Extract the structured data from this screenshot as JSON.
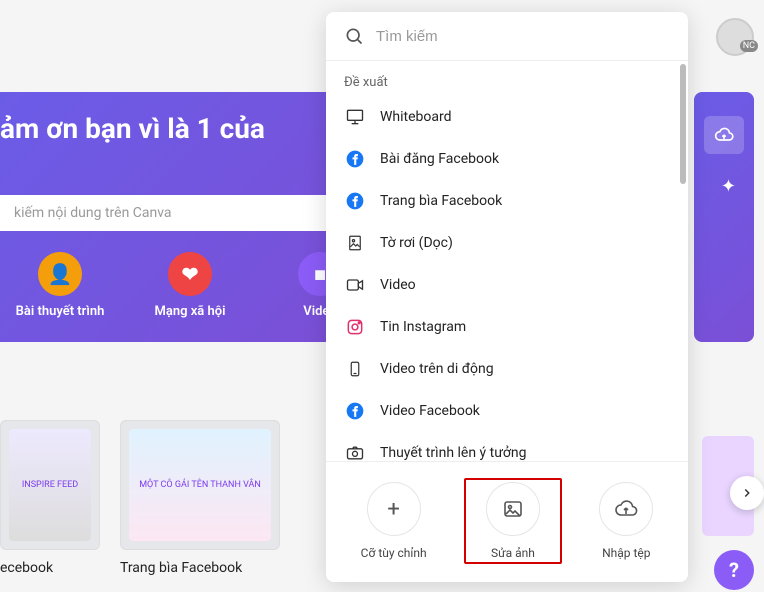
{
  "hero": {
    "title": "ảm ơn bạn vì là 1 của",
    "search_placeholder": "kiếm nội dung trên Canva"
  },
  "categories": [
    {
      "label": "Bài thuyết trình",
      "glyph": "👤"
    },
    {
      "label": "Mạng xã hội",
      "glyph": "❤"
    },
    {
      "label": "Video",
      "glyph": "■"
    }
  ],
  "templates": [
    {
      "label": "ecebook",
      "thumb_text": "INSPIRE FEED"
    },
    {
      "label": "Trang bìa Facebook",
      "thumb_text": "MỘT CÔ GÁI TÊN THANH VÂN"
    }
  ],
  "panel": {
    "search_placeholder": "Tìm kiếm",
    "suggested_header": "Đề xuất",
    "items": [
      {
        "label": "Whiteboard",
        "icon": "whiteboard"
      },
      {
        "label": "Bài đăng Facebook",
        "icon": "facebook"
      },
      {
        "label": "Trang bìa Facebook",
        "icon": "facebook"
      },
      {
        "label": "Tờ rơi (Dọc)",
        "icon": "flyer"
      },
      {
        "label": "Video",
        "icon": "video"
      },
      {
        "label": "Tin Instagram",
        "icon": "instagram"
      },
      {
        "label": "Video trên di động",
        "icon": "mobile"
      },
      {
        "label": "Video Facebook",
        "icon": "facebook"
      },
      {
        "label": "Thuyết trình lên ý tưởng",
        "icon": "camera"
      }
    ],
    "footer": [
      {
        "label": "Cỡ tùy chỉnh",
        "glyph": "+"
      },
      {
        "label": "Sửa ảnh",
        "glyph": "image"
      },
      {
        "label": "Nhập tệp",
        "glyph": "upload"
      }
    ]
  },
  "avatar": {
    "badge": "NC"
  },
  "fab": {
    "label": "?"
  },
  "hidden_labels": {
    "flyer": "Tờ rơi (Dọc)",
    "video": "Video"
  }
}
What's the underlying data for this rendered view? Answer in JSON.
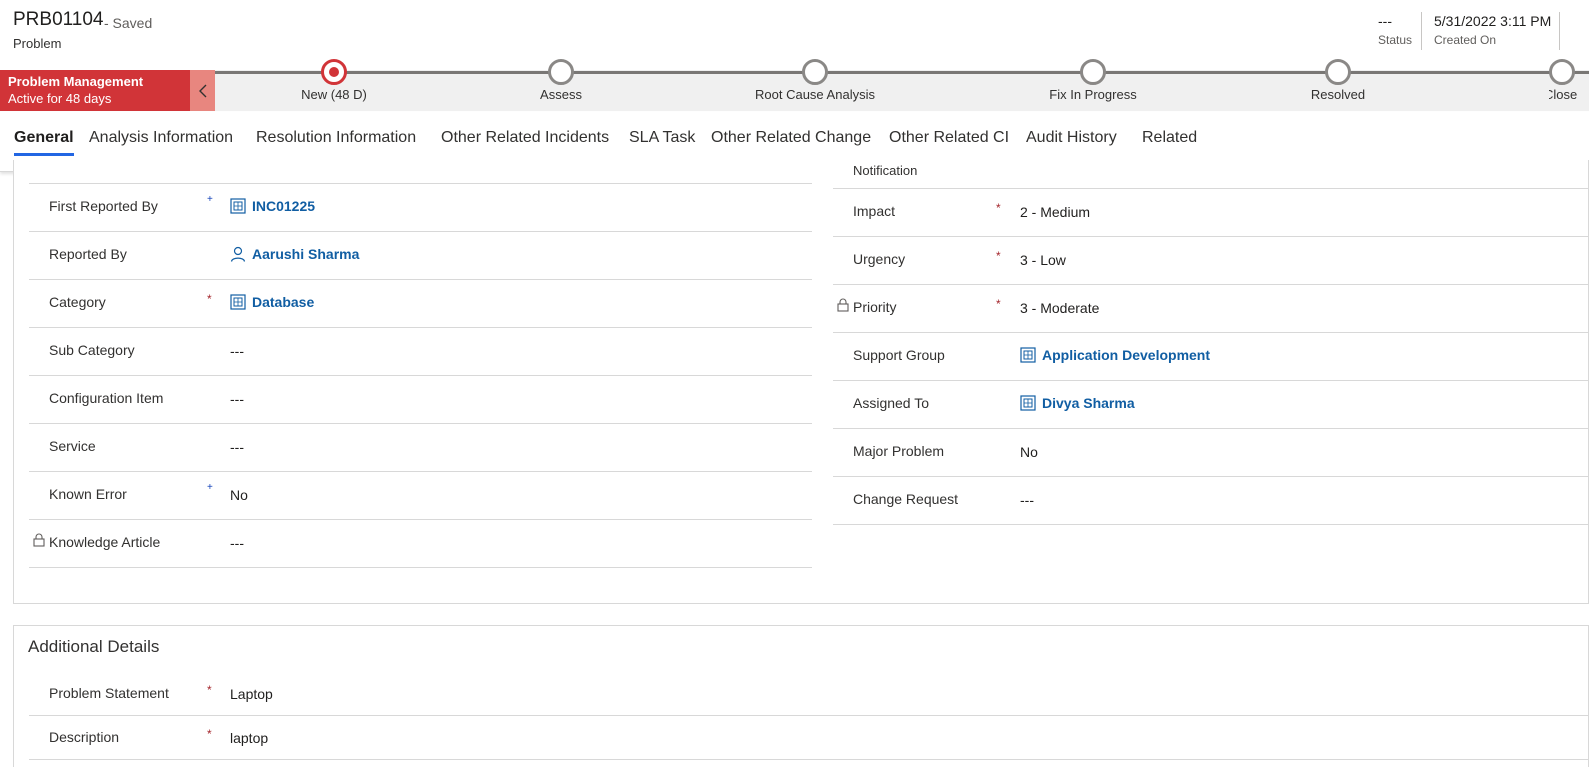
{
  "header": {
    "record_number": "PRB01104",
    "save_state": "- Saved",
    "entity": "Problem",
    "status_value": "---",
    "status_label": "Status",
    "created_value": "5/31/2022 3:11 PM",
    "created_label": "Created On"
  },
  "bpf": {
    "process_name": "Problem Management",
    "active_duration": "Active for 48 days",
    "stages": [
      {
        "label": "New  (48 D)",
        "active": true
      },
      {
        "label": "Assess",
        "active": false
      },
      {
        "label": "Root Cause Analysis",
        "active": false
      },
      {
        "label": "Fix In Progress",
        "active": false
      },
      {
        "label": "Resolved",
        "active": false
      },
      {
        "label": "Close",
        "active": false
      }
    ],
    "accent_color": "#d13438"
  },
  "tabs": [
    "General",
    "Analysis Information",
    "Resolution Information",
    "Other Related Incidents",
    "SLA Task",
    "Other Related Change",
    "Other Related CI",
    "Audit History",
    "Related"
  ],
  "general": {
    "left": [
      {
        "label": "First Reported By",
        "value": "INC01225",
        "kind": "lookup",
        "marker": "recommended"
      },
      {
        "label": "Reported By",
        "value": "Aarushi Sharma",
        "kind": "user"
      },
      {
        "label": "Category",
        "value": "Database",
        "kind": "lookup",
        "marker": "required"
      },
      {
        "label": "Sub Category",
        "value": "---",
        "kind": "text"
      },
      {
        "label": "Configuration Item",
        "value": "---",
        "kind": "text"
      },
      {
        "label": "Service",
        "value": "---",
        "kind": "text"
      },
      {
        "label": "Known Error",
        "value": "No",
        "kind": "text",
        "marker": "recommended"
      },
      {
        "label": "Knowledge Article",
        "value": "---",
        "kind": "text",
        "locked": true
      }
    ],
    "right_partial_label": "Notification",
    "right": [
      {
        "label": "Impact",
        "value": "2 - Medium",
        "kind": "text",
        "marker": "required"
      },
      {
        "label": "Urgency",
        "value": "3 - Low",
        "kind": "text",
        "marker": "required"
      },
      {
        "label": "Priority",
        "value": "3 - Moderate",
        "kind": "text",
        "marker": "required",
        "locked": true
      },
      {
        "label": "Support Group",
        "value": "Application Development",
        "kind": "lookup"
      },
      {
        "label": "Assigned To",
        "value": "Divya Sharma",
        "kind": "lookup"
      },
      {
        "label": "Major Problem",
        "value": "No",
        "kind": "text"
      },
      {
        "label": "Change Request",
        "value": "---",
        "kind": "text"
      }
    ]
  },
  "additional": {
    "title": "Additional Details",
    "rows": [
      {
        "label": "Problem Statement",
        "value": "Laptop"
      },
      {
        "label": "Description",
        "value": "laptop"
      }
    ]
  },
  "markers": {
    "required": "*",
    "recommended": "+"
  },
  "icons": {
    "lookup": "entity-icon",
    "user": "person-icon",
    "lock": "lock-icon",
    "collapse": "chevron-left-icon"
  }
}
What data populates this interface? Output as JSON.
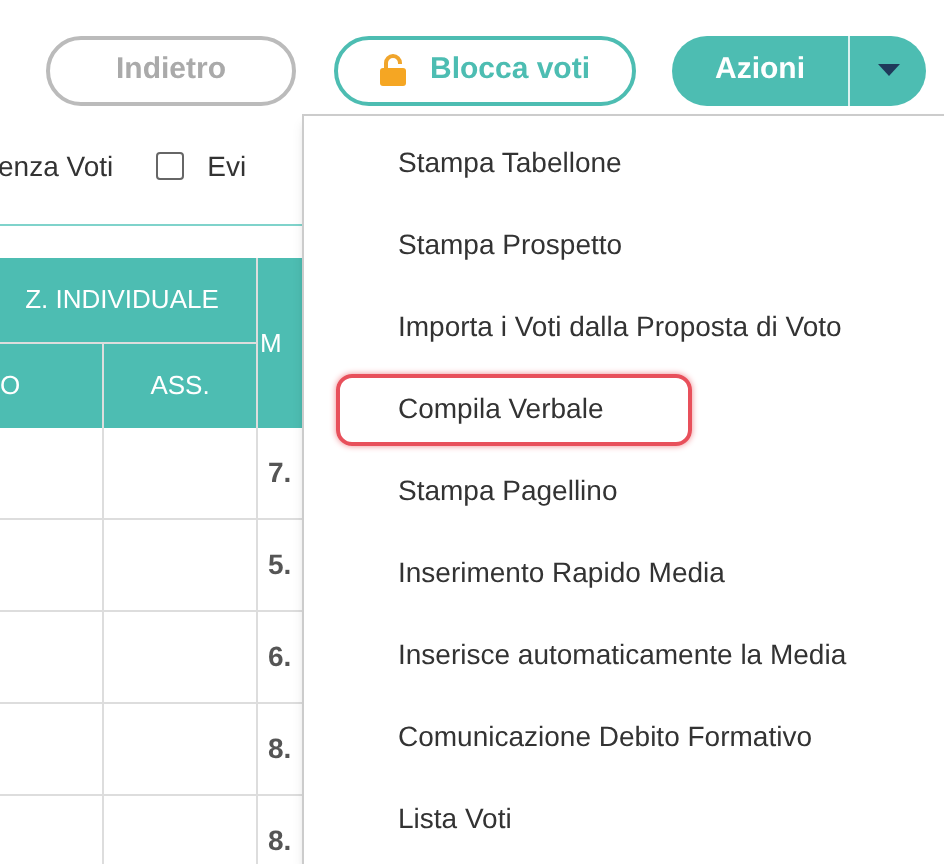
{
  "buttons": [
    {
      "kind": "outline-grey",
      "label": "Indietro"
    },
    {
      "kind": "outline-teal",
      "label": "Blocca voti"
    },
    {
      "kind": "split-teal",
      "label": "Azioni"
    }
  ],
  "options": [
    {
      "kind": "text",
      "label": "enza Voti"
    },
    {
      "kind": "checkbox",
      "label": "Evi",
      "checked": false
    }
  ],
  "table": {
    "group_header": "Z. INDIVIDUALE",
    "columns": [
      "O",
      "ASS."
    ],
    "column_3": "M",
    "rows": [
      {
        "column_3": "7."
      },
      {
        "column_3": "5."
      },
      {
        "column_3": "6."
      },
      {
        "column_3": "8."
      },
      {
        "column_3": "8."
      }
    ]
  },
  "menu": {
    "expanded": true,
    "items": [
      {
        "label": "Stampa Tabellone",
        "highlighted": false
      },
      {
        "label": "Stampa Prospetto",
        "highlighted": false
      },
      {
        "label": "Importa i Voti dalla Proposta di Voto",
        "highlighted": false
      },
      {
        "label": "Compila Verbale",
        "highlighted": true
      },
      {
        "label": "Stampa Pagellino",
        "highlighted": false
      },
      {
        "label": "Inserimento Rapido Media",
        "highlighted": false
      },
      {
        "label": "Inserisce automaticamente la Media",
        "highlighted": false
      },
      {
        "label": "Comunicazione Debito Formativo",
        "highlighted": false
      },
      {
        "label": "Lista Voti",
        "highlighted": false
      }
    ]
  }
}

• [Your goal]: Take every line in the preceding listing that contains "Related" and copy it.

• [Task output]:
    "Other Related Incidents",
    "Other Related Change",
    "Other Related CI",
    "Related"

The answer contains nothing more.